**WORK TO BE COMPLETED**
Please restate every line below exactly, without any pictures.
··········
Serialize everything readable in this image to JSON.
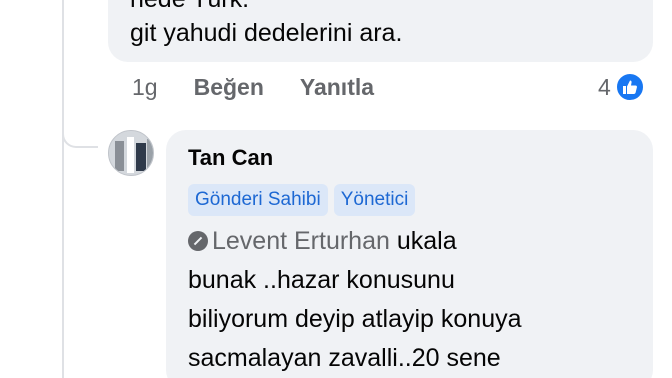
{
  "top_comment": {
    "line_cut": "nede Türk.",
    "line_main": "git yahudi dedelerini ara."
  },
  "actions": {
    "time": "1g",
    "like_label": "Beğen",
    "reply_label": "Yanıtla",
    "reaction_count": "4"
  },
  "reply": {
    "author": "Tan Can",
    "badges": [
      "Gönderi Sahibi",
      "Yönetici"
    ],
    "mention": "Levent Erturhan",
    "text_after_mention": " ukala",
    "lines": [
      "bunak ..hazar konusunu",
      "biliyorum deyip atlayip konuya",
      "sacmalayan zavalli..20 sene"
    ]
  },
  "colors": {
    "bubble": "#f0f2f5",
    "secondary_text": "#65676b",
    "like_blue": "#1877f2",
    "badge_bg": "#dbe7f8",
    "badge_text": "#1d68d3"
  },
  "icons": {
    "reaction": "like-icon",
    "mention": "mention-icon",
    "avatar": "avatar"
  }
}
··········
**WRITTEN ANSWER**
Serialize everything readable in this image to JSON.
{
  "top_comment": {
    "line_cut": "nede Türk.",
    "line_main": "git yahudi dedelerini ara."
  },
  "actions": {
    "time": "1g",
    "like_label": "Beğen",
    "reply_label": "Yanıtla",
    "reaction_count": "4"
  },
  "reply": {
    "author": "Tan Can",
    "badges": [
      "Gönderi Sahibi",
      "Yönetici"
    ],
    "mention": "Levent Erturhan",
    "text_after_mention": " ukala",
    "lines": [
      "bunak ..hazar konusunu",
      "biliyorum deyip atlayip konuya",
      "sacmalayan zavalli..20 sene"
    ]
  },
  "colors": {
    "bubble": "#f0f2f5",
    "secondary_text": "#65676b",
    "like_blue": "#1877f2",
    "badge_bg": "#dbe7f8",
    "badge_text": "#1d68d3"
  },
  "icons": {
    "reaction": "like-icon",
    "mention": "mention-icon",
    "avatar": "avatar"
  }
}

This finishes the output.